Veteran Labour MP Harriet Harman is demanding a change in the law to protect alleged rape victims from having their past sexual history pored over in court.
Harman, the longest serving female MP in the Commons, is planning to table an amendment to the forthcoming Courts Bill to prevent defence teams from using an alleged victim’s past sexual encounters against them during rape trials.
It follows the aquittal of footballer Ched Evans, who was jailed for raping a 19-year-old woman at a hotel in North Wales in 2012. He was cleared after a retrial last year and returned to his former club Sheffield United.
A previous appeal court judgement meant information about the complainant’s previous sexual history was made available to the jury - including testimonies from two witnesses who gave details of her sexual preferences and language she used during sex.
The case drew criticism from victims’ groups and Harman says more must be done to protect those who come forward after being sexually assaulted.
″Prosecutors must be able to give complainants absolute assurance that their past sexual history will not be brought up and trawled over in court, or it will do huge damage in terms of deterring victims from coming forward.
“I want to see a cross-party alliance formed to ensure women are protected from this and we will be tabling an amendment to the Courts Bill when it is brought forward. We are expecting to get at least 50 signatures from MPs across the parties in support of it.”
Earlier this year, Northumbria Police and Crime Commissioner Vera Baird commissioned a report on court processes surrounding rape cases.
She found 11 of 30 cases examined saw the complainant’s previous sexual history referenced. Defence lawyers have been banned from cross-examining alleged rape victims in court about their sexual behaviour or history since 1999, but in ‘exceptional circumstances’ it can still be permitted.

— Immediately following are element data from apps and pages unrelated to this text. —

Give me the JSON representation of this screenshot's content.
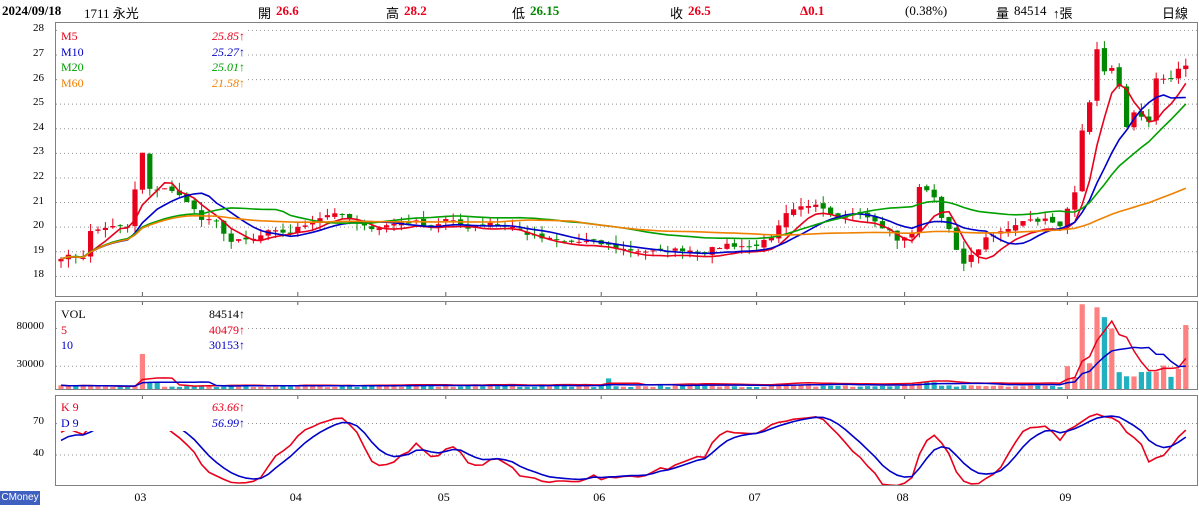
{
  "header": {
    "date": "2024/09/18",
    "stock": "1711 永光",
    "open_label": "開",
    "open": "26.6",
    "high_label": "高",
    "high": "28.2",
    "low_label": "低",
    "low": "26.15",
    "close_label": "收",
    "close": "26.5",
    "change": "Δ0.1",
    "change_pct": "(0.38%)",
    "volume_label": "量",
    "volume": "84514",
    "volume_unit": "↑張",
    "period": "日線"
  },
  "colors": {
    "up": "#e8001c",
    "down": "#008800",
    "ma5": "#e8001c",
    "ma10": "#0000c8",
    "ma20": "#00a000",
    "ma60": "#f08000",
    "vol_up": "#ff8080",
    "vol_down": "#20b0c0"
  },
  "legend_price": [
    {
      "label": "M5",
      "value": "25.85↑"
    },
    {
      "label": "M10",
      "value": "25.27↑"
    },
    {
      "label": "M20",
      "value": "25.01↑"
    },
    {
      "label": "M60",
      "value": "21.58↑"
    }
  ],
  "legend_volume": [
    {
      "label": "VOL",
      "value": "84514↑"
    },
    {
      "label": "5",
      "value": "40479↑"
    },
    {
      "label": "10",
      "value": "30153↑"
    }
  ],
  "legend_kd": [
    {
      "label": "K 9",
      "value": "63.66↑"
    },
    {
      "label": "D 9",
      "value": "56.99↑"
    }
  ],
  "brand": "CMoney",
  "chart_data": [
    {
      "type": "candlestick",
      "panel": "price",
      "ylim": [
        17.2,
        28.3
      ],
      "yticks": [
        "28",
        "27",
        "26",
        "25",
        "24",
        "23",
        "22",
        "21",
        "20",
        "19",
        "18"
      ],
      "x_months": [
        "03",
        "04",
        "05",
        "06",
        "07",
        "08",
        "09"
      ],
      "month_start_index": [
        11,
        32,
        52,
        73,
        94,
        114,
        136
      ],
      "series_close_keyframes": [
        [
          0,
          18.8
        ],
        [
          3,
          18.8
        ],
        [
          4,
          19.8
        ],
        [
          6,
          20.0
        ],
        [
          9,
          20.0
        ],
        [
          10,
          21.5
        ],
        [
          11,
          23.0
        ],
        [
          12,
          21.5
        ],
        [
          14,
          21.6
        ],
        [
          17,
          21.1
        ],
        [
          19,
          20.3
        ],
        [
          21,
          20.2
        ],
        [
          23,
          19.4
        ],
        [
          26,
          19.5
        ],
        [
          28,
          19.8
        ],
        [
          31,
          19.8
        ],
        [
          33,
          20.1
        ],
        [
          35,
          20.4
        ],
        [
          37,
          20.6
        ],
        [
          39,
          20.3
        ],
        [
          41,
          20.0
        ],
        [
          43,
          20.0
        ],
        [
          46,
          20.2
        ],
        [
          48,
          20.2
        ],
        [
          50,
          20.0
        ],
        [
          52,
          20.3
        ],
        [
          55,
          20.0
        ],
        [
          58,
          20.2
        ],
        [
          61,
          20.0
        ],
        [
          64,
          19.6
        ],
        [
          68,
          19.4
        ],
        [
          72,
          19.4
        ],
        [
          76,
          19.1
        ],
        [
          80,
          19.0
        ],
        [
          84,
          19.1
        ],
        [
          87,
          19.0
        ],
        [
          90,
          19.3
        ],
        [
          93,
          19.2
        ],
        [
          96,
          19.5
        ],
        [
          97,
          20.0
        ],
        [
          98,
          20.5
        ],
        [
          100,
          20.8
        ],
        [
          102,
          21.0
        ],
        [
          104,
          20.6
        ],
        [
          106,
          20.4
        ],
        [
          107,
          20.6
        ],
        [
          109,
          20.4
        ],
        [
          111,
          20.0
        ],
        [
          112,
          19.8
        ],
        [
          113,
          19.5
        ],
        [
          115,
          19.7
        ],
        [
          116,
          21.7
        ],
        [
          118,
          21.3
        ],
        [
          119,
          20.3
        ],
        [
          120,
          19.9
        ],
        [
          121,
          19.0
        ],
        [
          122,
          18.6
        ],
        [
          123,
          18.8
        ],
        [
          125,
          19.5
        ],
        [
          127,
          19.8
        ],
        [
          130,
          20.3
        ],
        [
          133,
          20.3
        ],
        [
          135,
          20.0
        ],
        [
          137,
          21.5
        ],
        [
          138,
          24.0
        ],
        [
          139,
          25.0
        ],
        [
          140,
          27.3
        ],
        [
          141,
          26.3
        ],
        [
          142,
          26.4
        ],
        [
          143,
          25.8
        ],
        [
          144,
          24.0
        ],
        [
          145,
          24.6
        ],
        [
          147,
          24.2
        ],
        [
          148,
          26.0
        ],
        [
          150,
          26.1
        ],
        [
          151,
          26.4
        ],
        [
          152,
          26.5
        ]
      ],
      "ma_last": {
        "M5": 25.85,
        "M10": 25.27,
        "M20": 25.01,
        "M60": 21.58
      }
    },
    {
      "type": "bar",
      "panel": "volume",
      "ylim": [
        0,
        115000
      ],
      "yticks": [
        "80000",
        "30000"
      ],
      "notes": "Daily volume bars with 5 and 10 day moving averages",
      "last": {
        "VOL": 84514,
        "MA5": 40479,
        "MA10": 30153
      }
    },
    {
      "type": "line",
      "panel": "kd",
      "ylim": [
        0,
        100
      ],
      "yticks": [
        "70",
        "40"
      ],
      "series": [
        {
          "name": "K 9",
          "last": 63.66
        },
        {
          "name": "D 9",
          "last": 56.99
        }
      ]
    }
  ]
}
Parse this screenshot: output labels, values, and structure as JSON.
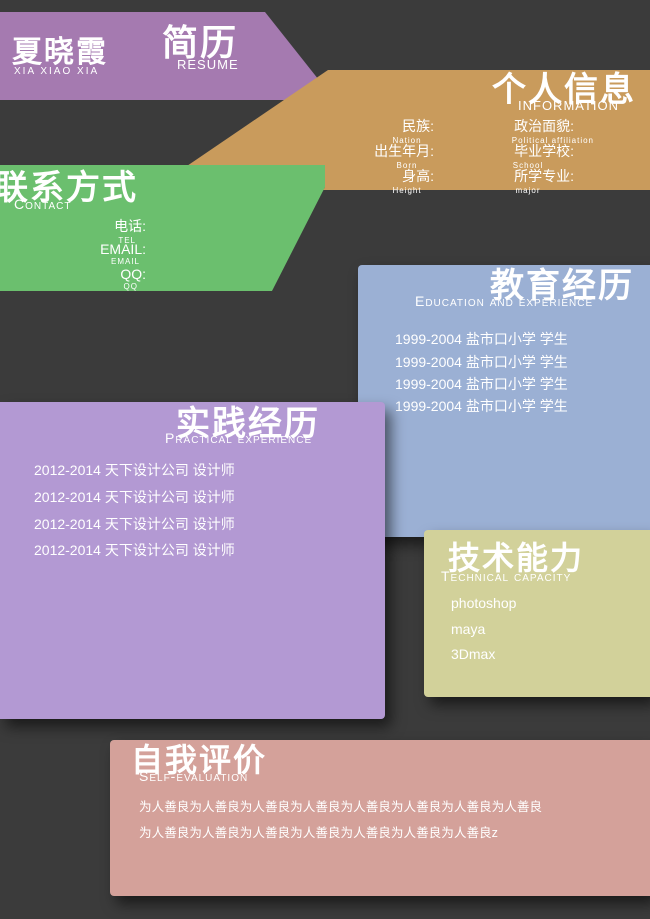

Baird said the precedent set by the Evans case had ‘set us back 30 years’.
Harman added: “Even if it were just the cases Vera Baird highlighted in her report, that alone would be enough to demonstrate that we need a change in the law, but we know it is more than that.
“Under the current system there are loopholes that can be exploited and prosecutors are unable to give victims proper assurances that they will not have to endure anyone suggesting they are somehow to blame based on their sexual history.
“I will be writing to the newly-appointed Justice Secretary and the Solicitor General to advise them that I would like to lead a cross-party coalition on this issue and make clear that we need to be able to offer complete certainty to those who come forward that they will be protected.”